For the year 2021, three new web application security risks climb up the OWASP top 10.
- Insecure design
- Software and data integrity failures
- Server-side request forgery (SSRF)
Insecure Design is a new category for 2021, with a focus on risks related to design flaws. If we genuinely want to “move left” as an industry, it calls for more use of threat modeling, secure design patterns and principles, and reference architectures.
One of the highest weighted impacts from Common Vulnerability and Exposures/Common Vulnerability Scoring System (CVE/CVSS) data mapped to the 10 CWEs in this category. Insecure Deserialization from 2017 is now a part of this larger category.
Server-Side Request Forgery is added from the Top 10 community survey (#1). The data shows a relatively low incidence rate with above average testing coverage, along with above-average ratings for Exploit and Impact potential.
- Establish and use a secure development lifecycle with AppSec professionals to help evaluate and design security and privacy-related controls
- Establish and use a library of secure design patterns or paved road ready to use components
- Use threat modeling for critical authentication, access control, business logic, and key flows
- Integrate security language and controls into user stories
- Integrate plausibility checks at each tier of your application (from frontend to backend)
- Write unit and integration tests to validate that all critical flows are resistant to the threat model. Compile use-cases and misuse-cases for each tier of your application.
- Segregate tier layers on the system and network layers depending on the exposure and protection needs
- Segregate tenants robustly by design throughout all tiers
- Limit resource consumption by user or service
Software and Data Integrity Failures
- Use digital signatures or similar mechanisms to verify the software or data is from the expected source and has not been altered.
- Ensure libraries and dependencies, such as npm or Maven, are consuming trusted repositories. If you have a higher risk profile, consider hosting an internal known-good repository that’s vetted.
- Ensure that a software supply chain security tool, such as OWASP Dependency Check or OWASP CycloneDX, is used to verify that components do not contain known vulnerabilities
- Ensure that there is a review process for code and configuration changes to minimize the chance that malicious code or configuration could be introduced into your software pipeline.
- Ensure that your CI/CD pipeline has proper segregation, configuration, and access control to ensure the integrity of the code flowing through the build and deploy processes.
- Ensure that unsigned or unencrypted serialized data is not sent to untrusted clients without some form of integrity check or digital signature to detect tampering or replay of the serialized data
Server-Side Request Forgery
- Segment remote resource access functionality in separate networks to reduce the impact of SSRF
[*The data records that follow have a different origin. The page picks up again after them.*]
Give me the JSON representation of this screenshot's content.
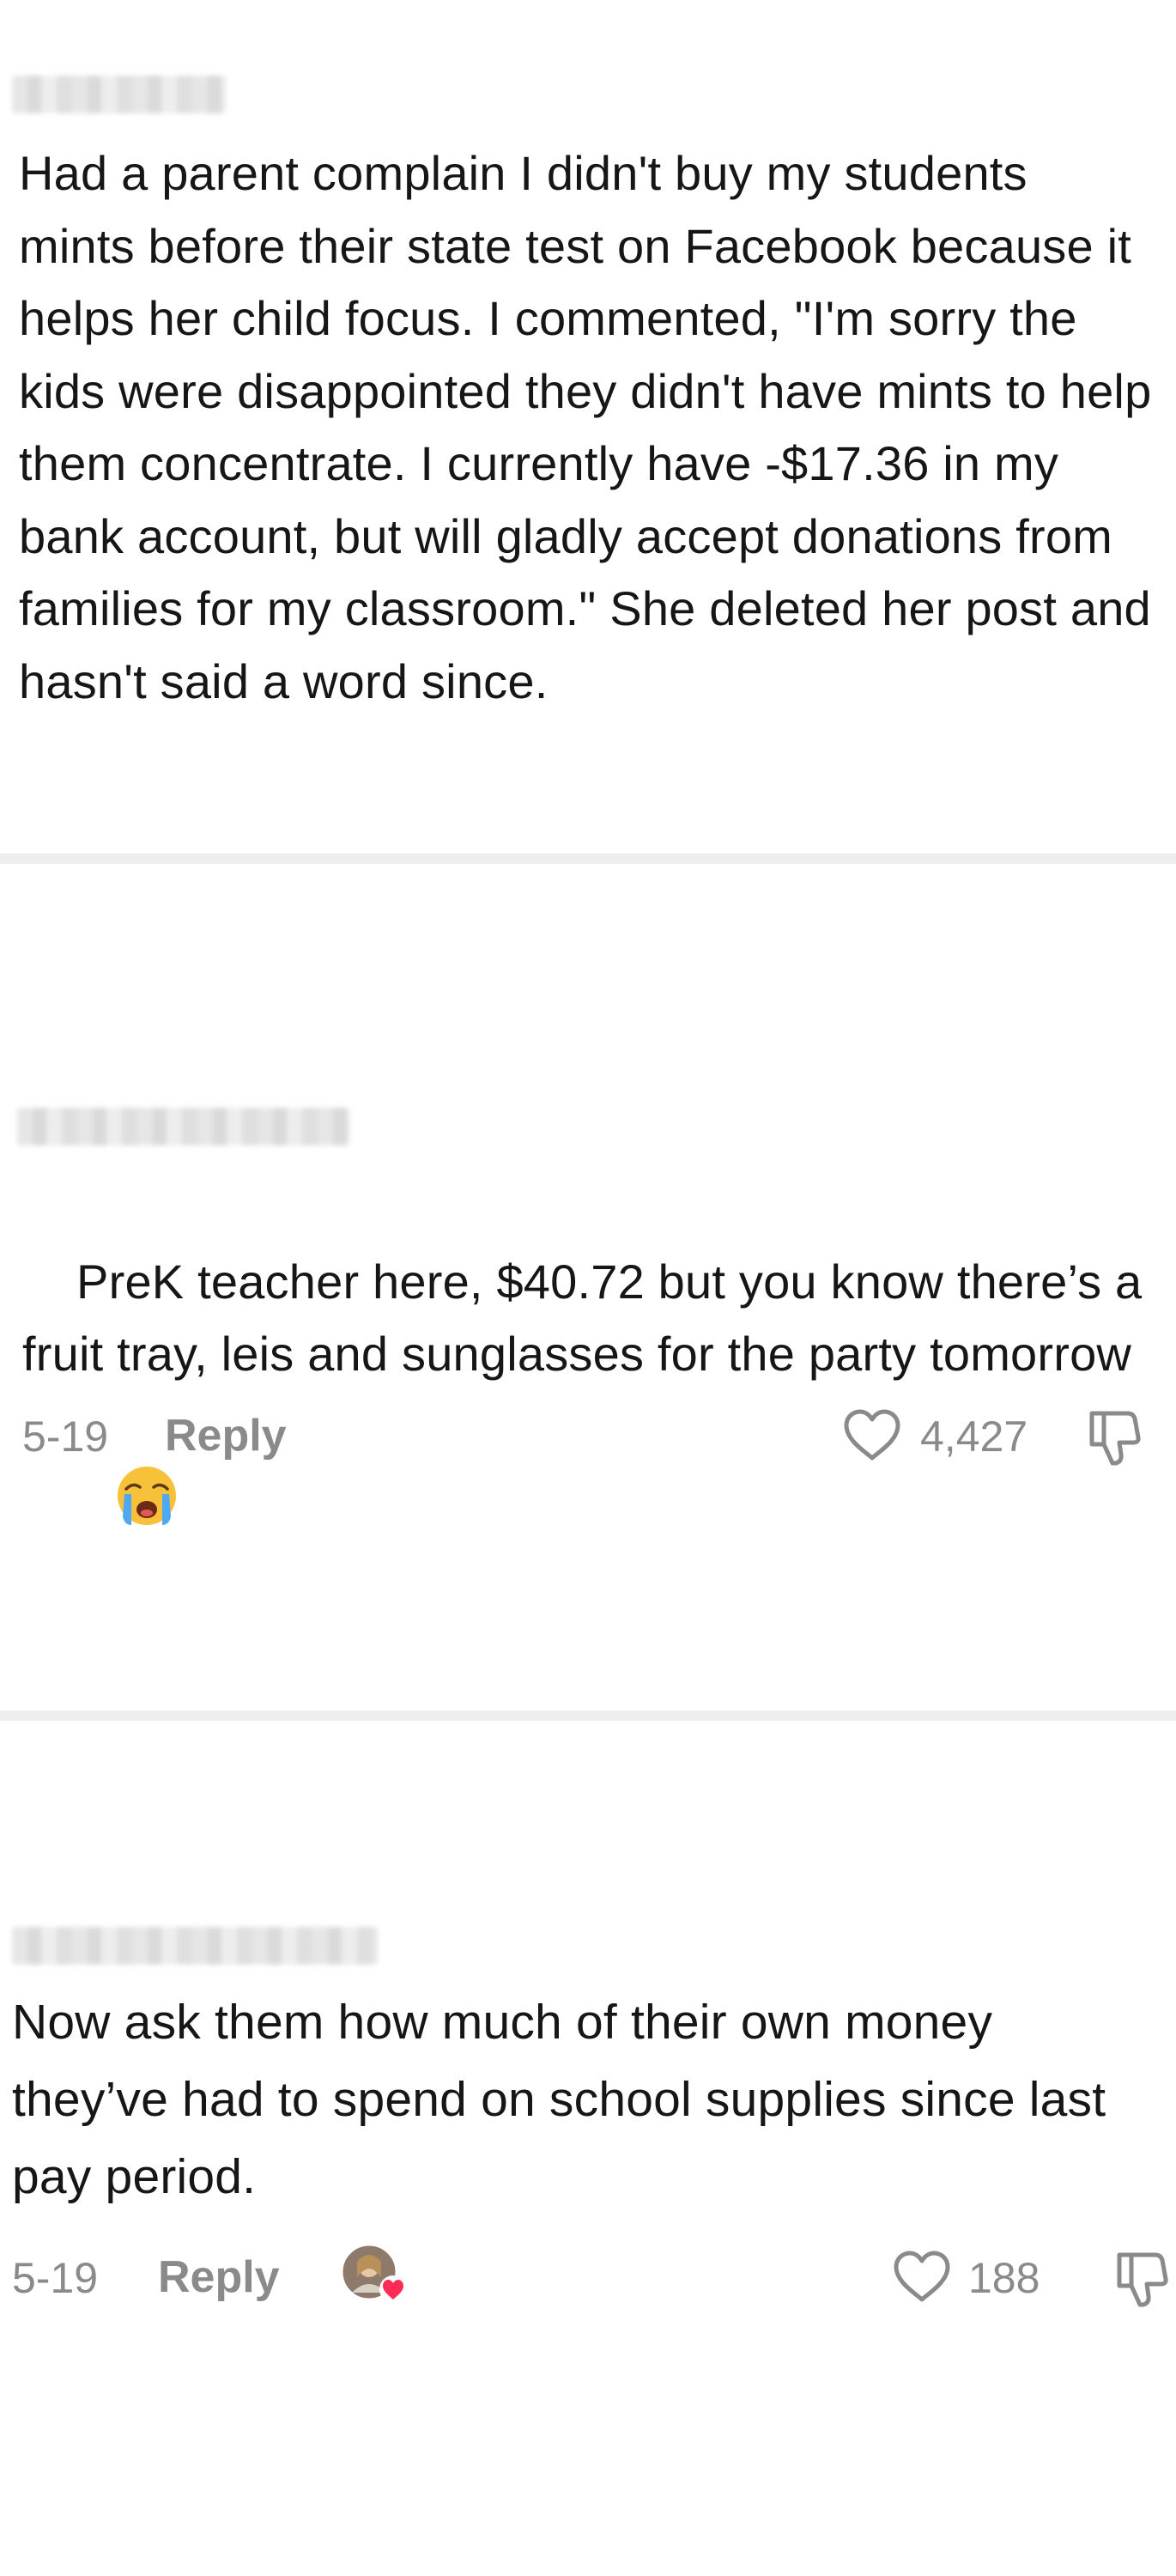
{
  "comments": [
    {
      "text": "Had a parent complain I didn't buy my students mints before their state test on Facebook because it helps her child focus. I commented, \"I'm sorry the kids were disappointed they didn't have mints to help them concentrate. I currently have -$17.36 in my bank account, but will gladly accept donations from families for my classroom.\" She deleted her post and hasn't said a word since."
    },
    {
      "text": "PreK teacher here, $40.72 but you know there’s a fruit tray, leis and sunglasses for the party tomorrow",
      "emoji": "😭",
      "date": "5-19",
      "reply_label": "Reply",
      "likes": "4,427"
    },
    {
      "text": "Now ask them how much of their own money they’ve had to spend on school supplies since last pay period.",
      "date": "5-19",
      "reply_label": "Reply",
      "likes": "188",
      "creator_liked": true
    }
  ],
  "icons": {
    "like": "heart-outline-icon",
    "dislike": "thumbs-down-icon",
    "creator_heart": "creator-heart-icon"
  },
  "colors": {
    "divider": "#eeeeee",
    "meta_gray": "#8a8a8a",
    "creator_heart": "#fe2c55"
  }
}
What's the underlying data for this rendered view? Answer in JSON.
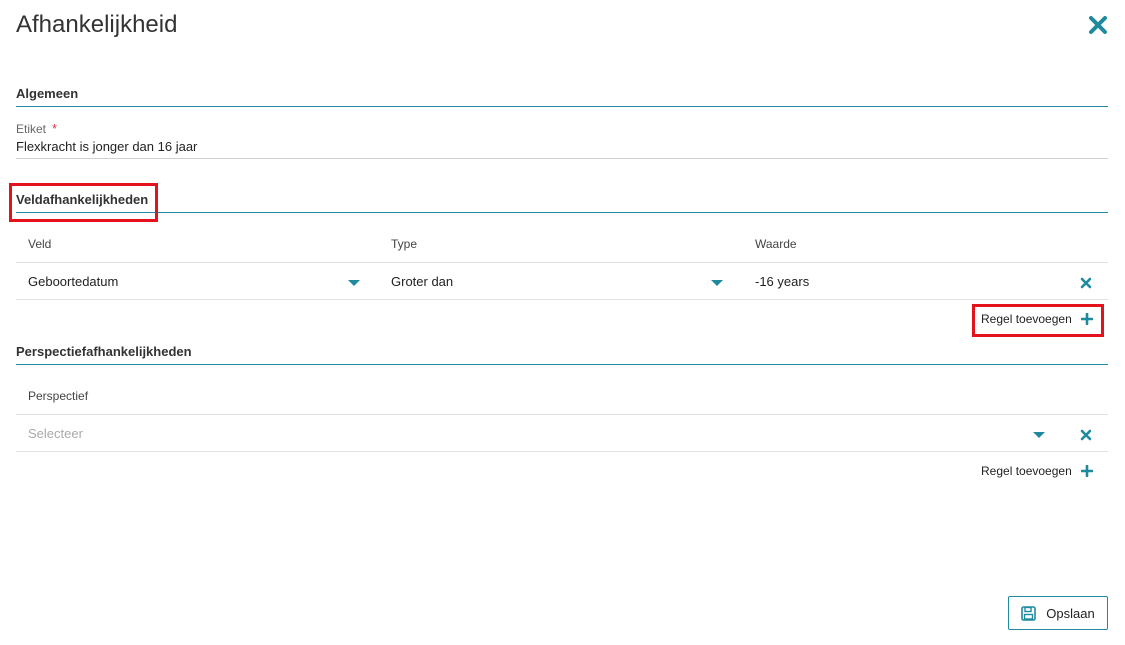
{
  "dialog": {
    "title": "Afhankelijkheid",
    "close_icon": "close-icon"
  },
  "general": {
    "section_title": "Algemeen",
    "label_field": {
      "label": "Etiket",
      "required_marker": "*",
      "value": "Flexkracht is jonger dan 16 jaar"
    }
  },
  "field_dependencies": {
    "section_title": "Veldafhankelijkheden",
    "columns": [
      "Veld",
      "Type",
      "Waarde"
    ],
    "rows": [
      {
        "field": "Geboortedatum",
        "type": "Groter dan",
        "value": "-16 years"
      }
    ],
    "add_row_label": "Regel toevoegen"
  },
  "perspective_dependencies": {
    "section_title": "Perspectiefafhankelijkheden",
    "columns": [
      "Perspectief"
    ],
    "rows": [
      {
        "perspective_placeholder": "Selecteer"
      }
    ],
    "add_row_label": "Regel toevoegen"
  },
  "footer": {
    "save_label": "Opslaan",
    "save_icon": "floppy-disk-icon"
  },
  "colors": {
    "accent": "#1f8a9e",
    "highlight": "#e3121c",
    "required": "#e0363b"
  }
}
- Enforce “deny by default” firewall policies or network access control rules to block all but essential intranet traffic
- Sanitize and validate all client-supplied input data
- Enforce the URL schema, port, and destination with a positive allow list
- Do not send raw responses to clients
- Disable HTTP redirections
- Be aware of the URL consistency to avoid attacks such as DNS rebinding and “time of check, time of use” (TOCTOU) race conditions
Dimitris is an Information Technology and Cybersecurity professional with more than 20 years of experience in designing, building and maintaining efficient and secure IT infrastructures.
Among others, he is a certified: CISSP, CISA, CISM, ITIL, COBIT and PRINCE2, but his wide set of knowledge and technical management capabilities go beyond these certifications. He likes acquiring new skills on penetration testing, cloud technologies, virtualization, network security, IoT and many more.